Part of the S.F. Masterworks series
The year is 1998, the world is a growing nightmare of desperation, of uncontrollable pollution and increasing social unrest.
In Cambridge, two scientists experiment with tachyons - subatomic particles that travel faster than the speed of light and, therefore, according to the Theory of Relativity, may move backwards in time. Their plan is to signal a warning to the previous generation. In 1962, a young Californian scientist, Gordon Bernstein, finds his experiments are being spoiled by unknown interference.
As he begins to suspect something near the truth it becomes a race against time - the world is collapsing and will only be saved if Gordon can decipher the message in time. Winner of the Nebula Award for best novel, 1980 Winner of the John W.
Campbell Award for best novel, 1981 Winner of the BSFA Award for best novel, 1980
- Format: Paperback
- Pages: 416 pages
- Publisher: Orion Publishing Co
- Publication Date: 09/03/2000
- Category: Science fiction
- ISBN: 9781857989359
Showing 1 - 1 of 1 reviews.
Review by iamza
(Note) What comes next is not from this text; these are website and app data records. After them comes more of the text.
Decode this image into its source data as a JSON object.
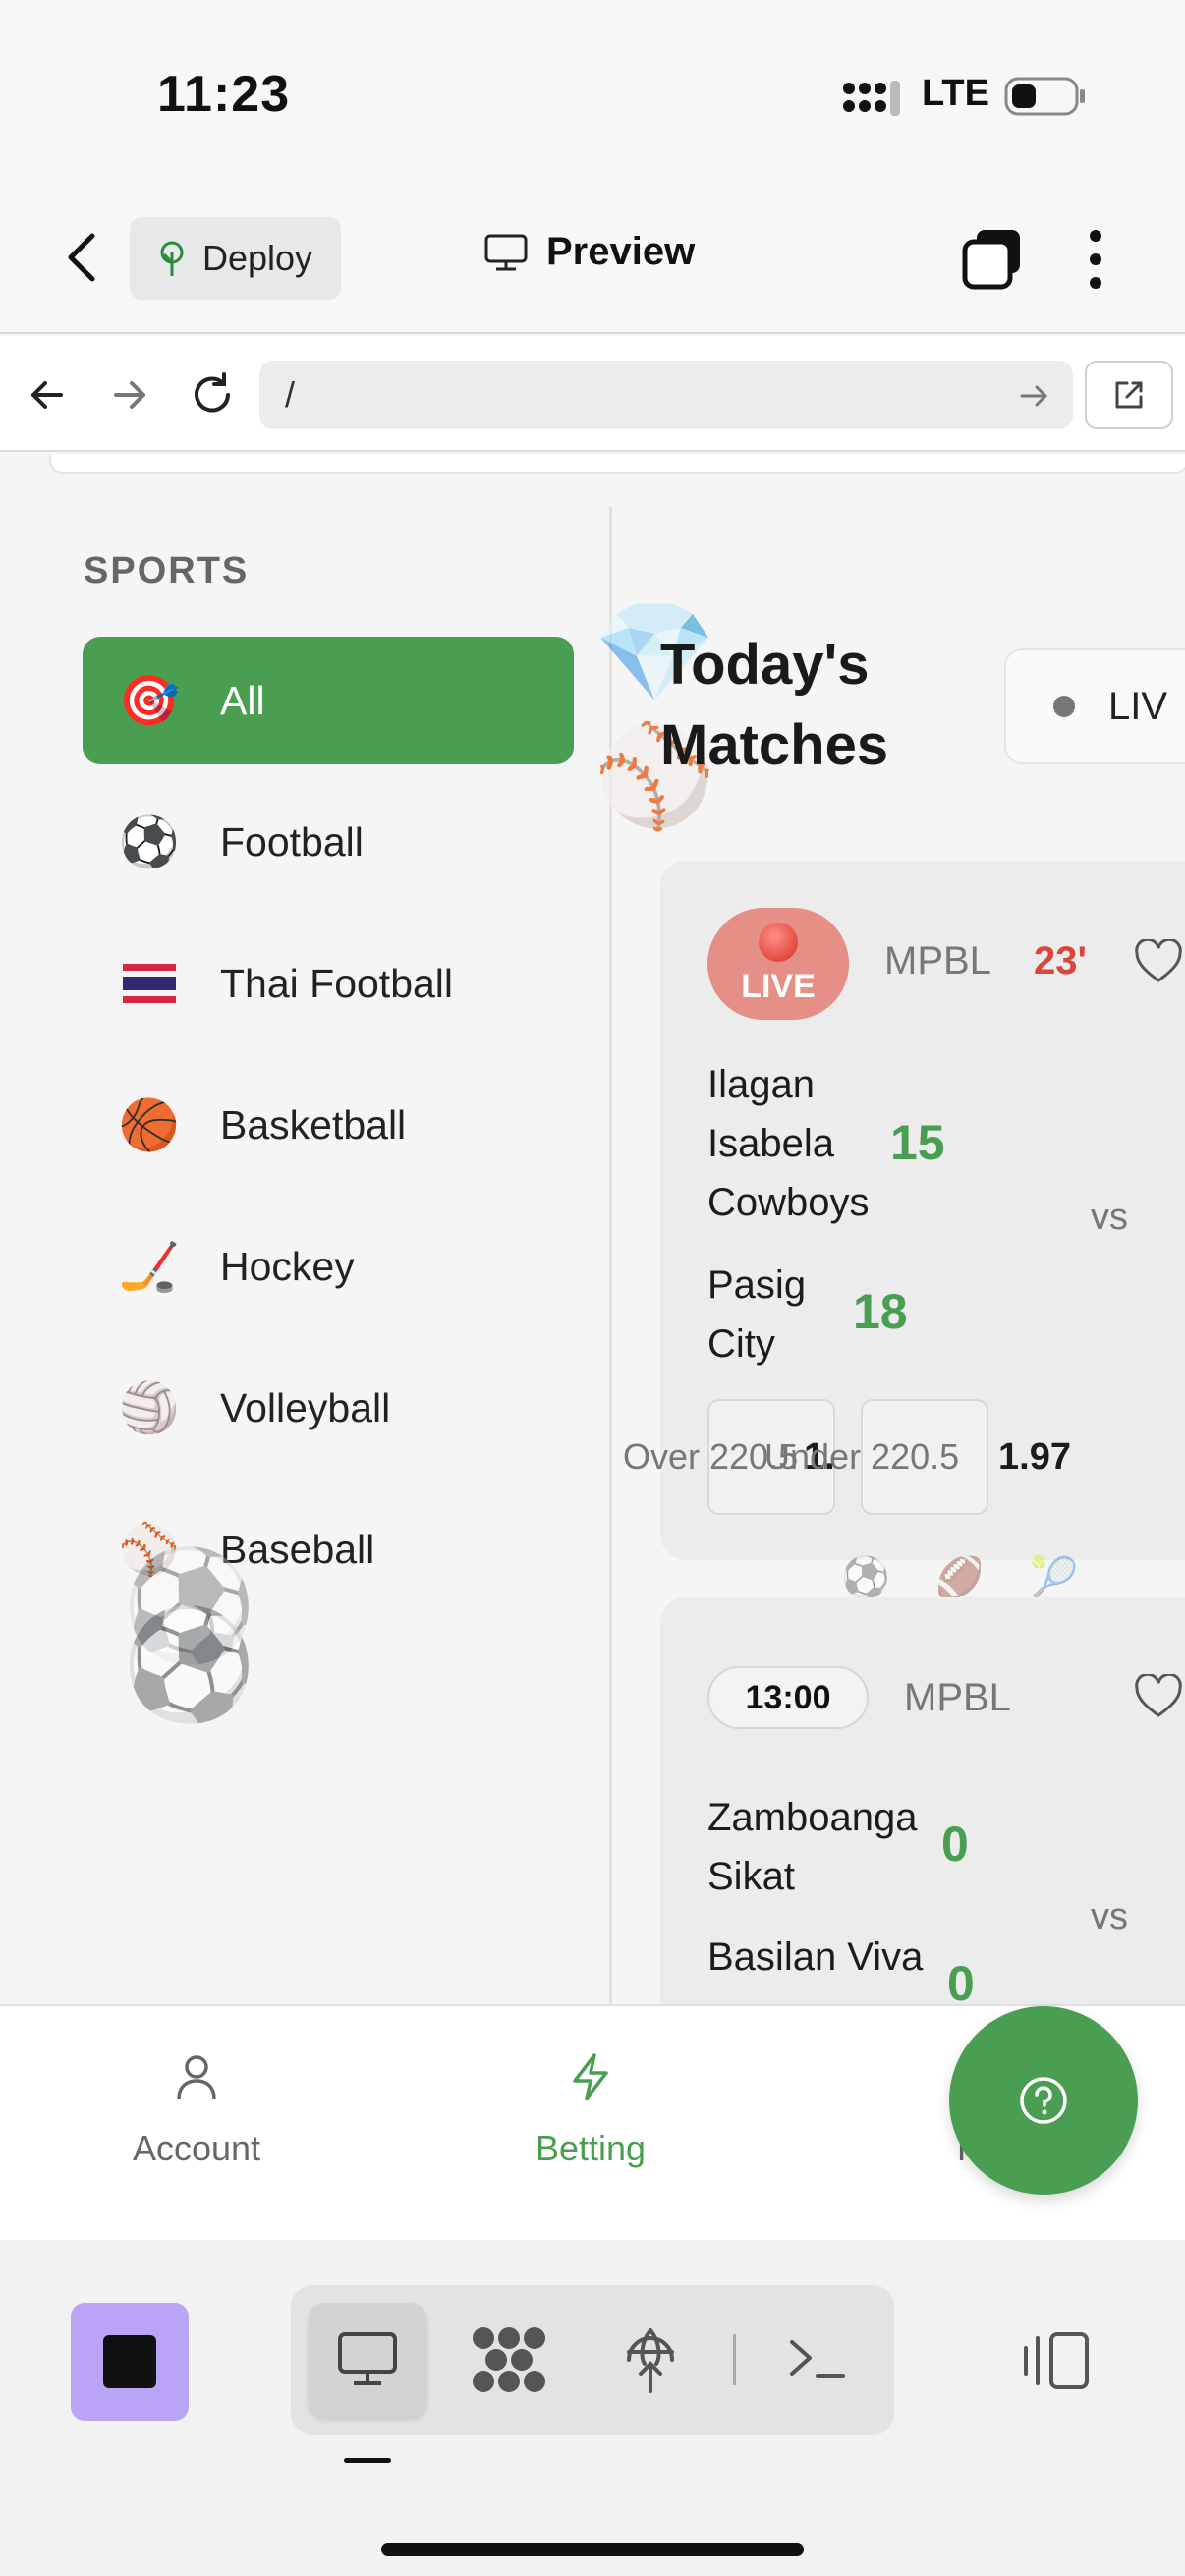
{
  "status_bar": {
    "time": "11:23",
    "network": "LTE"
  },
  "app_header": {
    "deploy_label": "Deploy",
    "preview_label": "Preview"
  },
  "url_bar": {
    "path": "/"
  },
  "sidebar": {
    "heading": "SPORTS",
    "items": [
      {
        "label": "All",
        "icon": "🎯",
        "active": true
      },
      {
        "label": "Football",
        "icon": "⚽"
      },
      {
        "label": "Thai Football",
        "icon": "🇹🇭"
      },
      {
        "label": "Basketball",
        "icon": "🏀"
      },
      {
        "label": "Hockey",
        "icon": "🏒"
      },
      {
        "label": "Volleyball",
        "icon": "🏐"
      },
      {
        "label": "Baseball",
        "icon": "⚾"
      }
    ]
  },
  "main": {
    "title_line1": "Today's",
    "title_line2": "Matches",
    "live_filter": "LIV",
    "matches": [
      {
        "status": "LIVE",
        "league": "MPBL",
        "minute": "23'",
        "home_line1": "Ilagan",
        "home_line2": "Isabela",
        "home_line3": "Cowboys",
        "home_score": "15",
        "away_line1": "Pasig",
        "away_line2": "City",
        "away_score": "18",
        "vs": "vs",
        "odds": {
          "over_label": "Over 220.5",
          "over_value": "1.",
          "under_label": "Under 220.5",
          "under_value": "1.97"
        }
      },
      {
        "time": "13:00",
        "league": "MPBL",
        "home_line1": "Zamboanga",
        "home_line2": "Sikat",
        "home_score": "0",
        "away_line1": "Basilan Viva",
        "away_score": "0",
        "vs": "vs"
      }
    ]
  },
  "bottom_nav": {
    "items": [
      {
        "label": "Account",
        "icon": "user-icon"
      },
      {
        "label": "Betting",
        "icon": "bolt-icon",
        "active": true
      },
      {
        "label": "His",
        "icon": "history-icon"
      }
    ]
  },
  "colors": {
    "accent_green": "#4a9e52",
    "live_red": "#d9463b",
    "stop_purple": "#b9a4f5"
  }
}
I usually hate time travel stories because they make my head hurt, but this one makes a pleasant change from the norm. It's not people travelling back through time, and requiring some FTL technobabble device, but messages streamed through time by means of already FTL tachyon particles.The story is told through the eyes of two sets of scientists. One team is based in Cambridge in the late nineties, in a world which is falling apart. The earth's climate has changed, algal blooms caused by pesticides are wreaking havoc on the oceans, and civilization is slowly starting to crumble under the pressure of sustained ecological chaos. The second team, consisting mostly of physicist Gordon Bernstein, is based in La Jolla, California in the early sixties. It's interesting to compare and contrast between the two worlds: Gordon is an assistant professor at La Jolla, hungry for promotion and his chance to procure tenure. As with many of the greatest discoveries, his scientific breakthrough comes quite by accident: Bernstein and Cooper, his assistant, are running a series of experiments whose results are plagued by seemingly random noise. It is only when Bernstein analyzes the noise more completely that he realizes what he has found, and then he faces an uphill struggle to persuade his peers that he has found something worthy of further study. Renfrew and Markham, by contrast, come across as much older and more worn. They're not at the start of their scientific careers, searching for glory and acclaim or to gain a quick promotion. Rather, their experiments offer hope, a last chance measure to stop the environmental disaster unfolding in their time before it has a chance to overshoot. One of the things that I like most about this novel is the detailing of everyday academic life. The idea that a brilliant scientific discovery might be put on hold or pooh-poohed by the academic community at large because of departmental politics, or that one should refrain from publishing anything the slightest bit controversial because it might impact your standing amongst your fellow peers felt horribly familiar.